*** RECORD EXTRACTS Section Begins ***
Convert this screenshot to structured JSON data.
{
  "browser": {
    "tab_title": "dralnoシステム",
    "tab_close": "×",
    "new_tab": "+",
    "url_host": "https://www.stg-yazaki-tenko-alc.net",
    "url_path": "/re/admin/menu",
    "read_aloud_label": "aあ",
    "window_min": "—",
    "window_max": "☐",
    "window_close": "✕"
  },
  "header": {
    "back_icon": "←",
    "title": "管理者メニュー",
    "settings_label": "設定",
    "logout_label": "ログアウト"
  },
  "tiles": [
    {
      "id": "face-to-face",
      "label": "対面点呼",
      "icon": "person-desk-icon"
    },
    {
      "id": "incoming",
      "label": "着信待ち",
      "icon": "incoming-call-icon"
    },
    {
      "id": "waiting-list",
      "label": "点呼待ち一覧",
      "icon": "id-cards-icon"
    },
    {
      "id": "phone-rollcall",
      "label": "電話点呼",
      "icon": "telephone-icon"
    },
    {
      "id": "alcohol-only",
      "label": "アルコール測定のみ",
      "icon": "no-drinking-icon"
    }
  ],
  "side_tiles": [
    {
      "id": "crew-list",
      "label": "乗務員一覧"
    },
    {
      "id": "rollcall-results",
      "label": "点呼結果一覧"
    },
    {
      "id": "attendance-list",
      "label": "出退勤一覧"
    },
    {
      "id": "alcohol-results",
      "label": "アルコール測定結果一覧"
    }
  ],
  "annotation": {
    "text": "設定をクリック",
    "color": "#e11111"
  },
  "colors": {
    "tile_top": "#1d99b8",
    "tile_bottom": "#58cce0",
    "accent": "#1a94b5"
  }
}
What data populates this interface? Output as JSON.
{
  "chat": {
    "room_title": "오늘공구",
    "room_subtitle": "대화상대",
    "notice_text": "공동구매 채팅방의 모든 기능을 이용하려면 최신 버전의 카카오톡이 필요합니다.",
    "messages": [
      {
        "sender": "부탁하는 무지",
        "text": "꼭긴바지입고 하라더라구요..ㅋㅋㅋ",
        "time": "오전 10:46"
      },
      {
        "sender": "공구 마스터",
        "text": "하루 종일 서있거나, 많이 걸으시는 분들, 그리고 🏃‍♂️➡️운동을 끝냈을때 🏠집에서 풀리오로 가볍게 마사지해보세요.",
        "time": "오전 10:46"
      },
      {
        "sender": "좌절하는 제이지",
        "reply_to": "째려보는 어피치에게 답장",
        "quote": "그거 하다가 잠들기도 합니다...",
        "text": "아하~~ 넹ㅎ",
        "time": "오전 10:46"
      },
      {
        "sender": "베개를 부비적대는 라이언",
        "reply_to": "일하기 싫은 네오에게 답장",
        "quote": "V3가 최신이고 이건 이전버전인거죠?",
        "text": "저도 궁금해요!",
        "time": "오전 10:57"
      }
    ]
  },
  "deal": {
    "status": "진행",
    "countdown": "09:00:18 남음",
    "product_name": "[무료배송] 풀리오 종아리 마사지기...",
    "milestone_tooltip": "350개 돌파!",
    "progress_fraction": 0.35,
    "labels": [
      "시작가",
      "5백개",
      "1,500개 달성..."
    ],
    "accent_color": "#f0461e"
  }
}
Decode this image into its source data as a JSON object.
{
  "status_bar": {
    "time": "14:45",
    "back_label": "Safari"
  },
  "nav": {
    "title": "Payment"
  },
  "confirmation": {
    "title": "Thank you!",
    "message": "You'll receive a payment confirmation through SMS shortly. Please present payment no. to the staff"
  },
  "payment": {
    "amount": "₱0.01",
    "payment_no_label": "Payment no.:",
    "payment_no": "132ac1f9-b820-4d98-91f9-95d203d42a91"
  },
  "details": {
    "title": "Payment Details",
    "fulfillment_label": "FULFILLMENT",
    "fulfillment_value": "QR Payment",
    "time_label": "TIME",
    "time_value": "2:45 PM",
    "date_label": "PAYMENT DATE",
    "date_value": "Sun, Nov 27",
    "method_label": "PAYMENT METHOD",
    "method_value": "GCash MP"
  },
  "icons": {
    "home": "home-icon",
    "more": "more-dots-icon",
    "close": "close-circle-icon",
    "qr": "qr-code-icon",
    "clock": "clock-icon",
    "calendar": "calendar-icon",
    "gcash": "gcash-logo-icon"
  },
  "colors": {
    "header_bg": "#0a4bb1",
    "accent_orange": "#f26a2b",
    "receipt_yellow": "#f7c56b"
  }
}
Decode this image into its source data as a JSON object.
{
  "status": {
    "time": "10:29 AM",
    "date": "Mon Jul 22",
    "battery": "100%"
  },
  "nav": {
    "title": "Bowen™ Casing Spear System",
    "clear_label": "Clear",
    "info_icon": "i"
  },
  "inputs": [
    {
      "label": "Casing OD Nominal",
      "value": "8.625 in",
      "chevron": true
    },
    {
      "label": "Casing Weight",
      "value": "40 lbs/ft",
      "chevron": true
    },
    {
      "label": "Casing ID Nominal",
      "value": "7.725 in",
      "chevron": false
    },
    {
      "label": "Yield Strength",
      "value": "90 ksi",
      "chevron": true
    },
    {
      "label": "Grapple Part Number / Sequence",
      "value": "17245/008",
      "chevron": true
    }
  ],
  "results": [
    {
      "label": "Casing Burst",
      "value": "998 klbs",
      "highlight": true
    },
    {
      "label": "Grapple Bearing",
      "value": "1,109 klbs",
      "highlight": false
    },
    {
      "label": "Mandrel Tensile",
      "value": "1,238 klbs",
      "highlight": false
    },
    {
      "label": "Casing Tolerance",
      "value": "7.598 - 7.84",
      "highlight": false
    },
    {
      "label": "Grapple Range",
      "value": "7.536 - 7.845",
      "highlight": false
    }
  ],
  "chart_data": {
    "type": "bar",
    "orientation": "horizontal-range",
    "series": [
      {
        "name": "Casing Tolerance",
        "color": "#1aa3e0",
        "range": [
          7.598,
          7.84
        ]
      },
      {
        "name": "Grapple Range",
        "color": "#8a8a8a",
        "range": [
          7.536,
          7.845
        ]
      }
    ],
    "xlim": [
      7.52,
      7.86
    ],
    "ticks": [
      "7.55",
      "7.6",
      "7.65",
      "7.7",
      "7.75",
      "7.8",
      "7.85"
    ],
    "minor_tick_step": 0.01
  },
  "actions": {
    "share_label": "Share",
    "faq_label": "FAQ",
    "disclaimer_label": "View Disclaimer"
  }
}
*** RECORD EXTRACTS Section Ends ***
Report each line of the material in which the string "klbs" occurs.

      "value": "998 klbs",
      "value": "1,109 klbs",
      "value": "1,238 klbs",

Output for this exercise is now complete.